### [What to produce]
All of the data should be reproduced word for word, though its pictures must be omitted.
[[ Data provided, beginning ]]
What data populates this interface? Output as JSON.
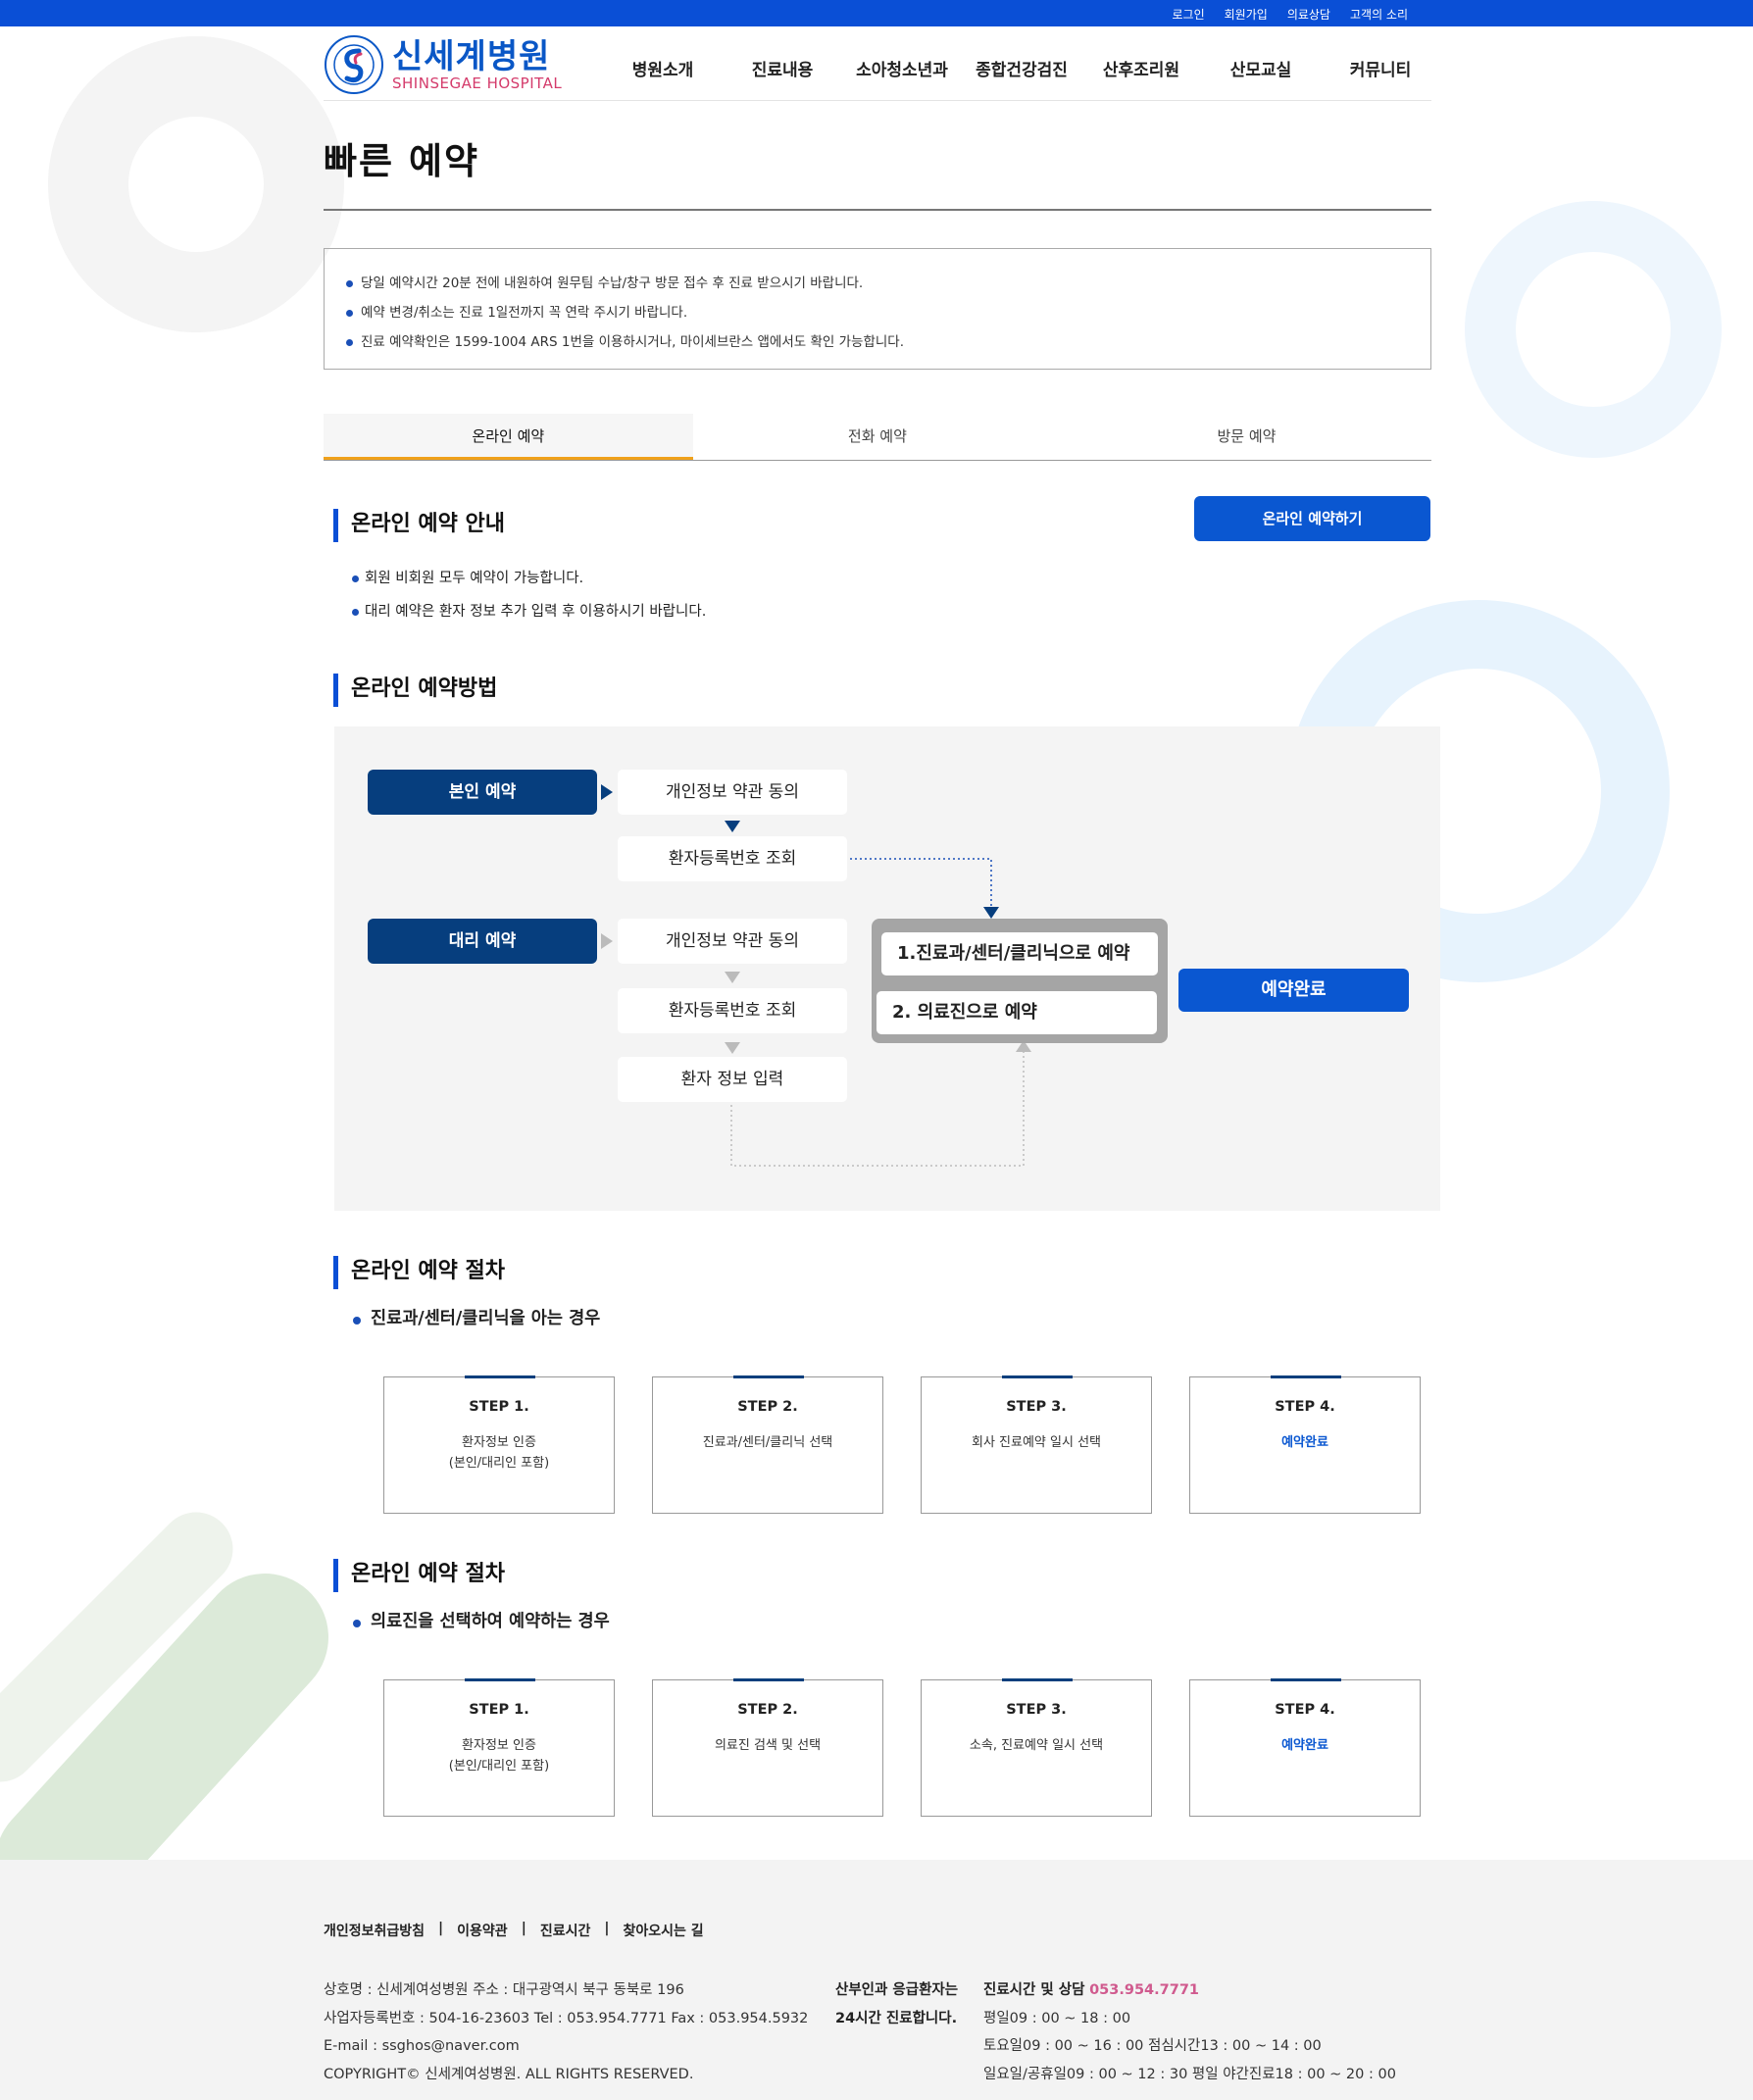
{
  "top_links": [
    "로그인",
    "회원가입",
    "의료상담",
    "고객의 소리"
  ],
  "logo": {
    "ko": "신세계병원",
    "en": "SHINSEGAE HOSPITAL"
  },
  "nav": [
    "병원소개",
    "진료내용",
    "소아청소년과",
    "종합건강검진",
    "산후조리원",
    "산모교실",
    "커뮤니티"
  ],
  "page_title": "빠른 예약",
  "notices": [
    "당일 예약시간 20분 전에 내원하여 원무팀 수납/창구 방문 접수 후 진료 받으시기 바랍니다.",
    "예약 변경/취소는 진료 1일전까지 꼭 연락 주시기 바랍니다.",
    "진료 예약확인은 1599-1004 ARS 1번을 이용하시거나, 마이세브란스 앱에서도 확인 가능합니다."
  ],
  "tabs": [
    "온라인 예약",
    "전화 예약",
    "방문 예약"
  ],
  "guide": {
    "title": "온라인 예약 안내",
    "button": "온라인 예약하기",
    "items": [
      "회원 비회원 모두 예약이 가능합니다.",
      "대리 예약은 환자 정보 추가 입력 후 이용하시기 바랍니다."
    ]
  },
  "method": {
    "title": "온라인 예약방법",
    "self": {
      "label": "본인 예약",
      "steps": [
        "개인정보 약관 동의",
        "환자등록번호 조회"
      ]
    },
    "proxy": {
      "label": "대리 예약",
      "steps": [
        "개인정보 약관 동의",
        "환자등록번호 조회",
        "환자 정보 입력"
      ]
    },
    "options": [
      "1.진료과/센터/클리닉으로 예약",
      "2. 의료진으로 예약"
    ],
    "complete": "예약완료"
  },
  "procedure1": {
    "title": "온라인 예약 절차",
    "subtitle": "진료과/센터/클리닉을 아는 경우",
    "steps": [
      {
        "n": "STEP 1.",
        "d": "환자정보 인증",
        "d2": "(본인/대리인 포함)"
      },
      {
        "n": "STEP 2.",
        "d": "진료과/센터/클리닉 선택",
        "d2": ""
      },
      {
        "n": "STEP 3.",
        "d": "회사 진료예약 일시 선택",
        "d2": ""
      },
      {
        "n": "STEP 4.",
        "d": "예약완료",
        "d2": ""
      }
    ]
  },
  "procedure2": {
    "title": "온라인 예약 절차",
    "subtitle": "의료진을 선택하여 예약하는 경우",
    "steps": [
      {
        "n": "STEP 1.",
        "d": "환자정보 인증",
        "d2": "(본인/대리인 포함)"
      },
      {
        "n": "STEP 2.",
        "d": "의료진 검색 및 선택",
        "d2": ""
      },
      {
        "n": "STEP 3.",
        "d": "소속, 진료예약 일시 선택",
        "d2": ""
      },
      {
        "n": "STEP 4.",
        "d": "예약완료",
        "d2": ""
      }
    ]
  },
  "footer": {
    "links": [
      "개인정보취급방침",
      "이용약관",
      "진료시간",
      "찾아오시는 길"
    ],
    "info": [
      "상호명 : 신세계여성병원 주소 : 대구광역시 북구 동북로 196",
      "사업자등록번호 : 504-16-23603 Tel : 053.954.7771 Fax : 053.954.5932",
      "E-mail : ssghos@naver.com",
      "COPYRIGHT© 신세계여성병원. ALL RIGHTS RESERVED."
    ],
    "emergency": [
      "산부인과 응급환자는",
      "24시간 진료합니다."
    ],
    "hours_title": "진료시간 및 상담",
    "hours_phone": "053.954.7771",
    "hours": [
      "평일09 : 00 ~ 18 : 00",
      "토요일09 : 00 ~ 16 : 00 점심시간13 : 00 ~ 14 : 00",
      "일요일/공휴일09 : 00 ~ 12 : 30 평일 야간진료18 : 00 ~ 20 : 00"
    ]
  },
  "colors": {
    "brand_blue": "#0a4fd6",
    "navy": "#063e7e",
    "tab_accent": "#f0a11a",
    "phone_pink": "#d05a8e"
  }
}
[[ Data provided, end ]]
### [Output]
What data populates this interface? Output as JSON.
{
  "top_links": [
    "로그인",
    "회원가입",
    "의료상담",
    "고객의 소리"
  ],
  "logo": {
    "ko": "신세계병원",
    "en": "SHINSEGAE HOSPITAL"
  },
  "nav": [
    "병원소개",
    "진료내용",
    "소아청소년과",
    "종합건강검진",
    "산후조리원",
    "산모교실",
    "커뮤니티"
  ],
  "page_title": "빠른 예약",
  "notices": [
    "당일 예약시간 20분 전에 내원하여 원무팀 수납/창구 방문 접수 후 진료 받으시기 바랍니다.",
    "예약 변경/취소는 진료 1일전까지 꼭 연락 주시기 바랍니다.",
    "진료 예약확인은 1599-1004 ARS 1번을 이용하시거나, 마이세브란스 앱에서도 확인 가능합니다."
  ],
  "tabs": [
    "온라인 예약",
    "전화 예약",
    "방문 예약"
  ],
  "guide": {
    "title": "온라인 예약 안내",
    "button": "온라인 예약하기",
    "items": [
      "회원 비회원 모두 예약이 가능합니다.",
      "대리 예약은 환자 정보 추가 입력 후 이용하시기 바랍니다."
    ]
  },
  "method": {
    "title": "온라인 예약방법",
    "self": {
      "label": "본인 예약",
      "steps": [
        "개인정보 약관 동의",
        "환자등록번호 조회"
      ]
    },
    "proxy": {
      "label": "대리 예약",
      "steps": [
        "개인정보 약관 동의",
        "환자등록번호 조회",
        "환자 정보 입력"
      ]
    },
    "options": [
      "1.진료과/센터/클리닉으로 예약",
      "2. 의료진으로 예약"
    ],
    "complete": "예약완료"
  },
  "procedure1": {
    "title": "온라인 예약 절차",
    "subtitle": "진료과/센터/클리닉을 아는 경우",
    "steps": [
      {
        "n": "STEP 1.",
        "d": "환자정보 인증",
        "d2": "(본인/대리인 포함)"
      },
      {
        "n": "STEP 2.",
        "d": "진료과/센터/클리닉 선택",
        "d2": ""
      },
      {
        "n": "STEP 3.",
        "d": "회사 진료예약 일시 선택",
        "d2": ""
      },
      {
        "n": "STEP 4.",
        "d": "예약완료",
        "d2": ""
      }
    ]
  },
  "procedure2": {
    "title": "온라인 예약 절차",
    "subtitle": "의료진을 선택하여 예약하는 경우",
    "steps": [
      {
        "n": "STEP 1.",
        "d": "환자정보 인증",
        "d2": "(본인/대리인 포함)"
      },
      {
        "n": "STEP 2.",
        "d": "의료진 검색 및 선택",
        "d2": ""
      },
      {
        "n": "STEP 3.",
        "d": "소속, 진료예약 일시 선택",
        "d2": ""
      },
      {
        "n": "STEP 4.",
        "d": "예약완료",
        "d2": ""
      }
    ]
  },
  "footer": {
    "links": [
      "개인정보취급방침",
      "이용약관",
      "진료시간",
      "찾아오시는 길"
    ],
    "info": [
      "상호명 : 신세계여성병원 주소 : 대구광역시 북구 동북로 196",
      "사업자등록번호 : 504-16-23603 Tel : 053.954.7771 Fax : 053.954.5932",
      "E-mail : ssghos@naver.com",
      "COPYRIGHT© 신세계여성병원. ALL RIGHTS RESERVED."
    ],
    "emergency": [
      "산부인과 응급환자는",
      "24시간 진료합니다."
    ],
    "hours_title": "진료시간 및 상담",
    "hours_phone": "053.954.7771",
    "hours": [
      "평일09 : 00 ~ 18 : 00",
      "토요일09 : 00 ~ 16 : 00 점심시간13 : 00 ~ 14 : 00",
      "일요일/공휴일09 : 00 ~ 12 : 30 평일 야간진료18 : 00 ~ 20 : 00"
    ]
  },
  "colors": {
    "brand_blue": "#0a4fd6",
    "navy": "#063e7e",
    "tab_accent": "#f0a11a",
    "phone_pink": "#d05a8e"
  }
}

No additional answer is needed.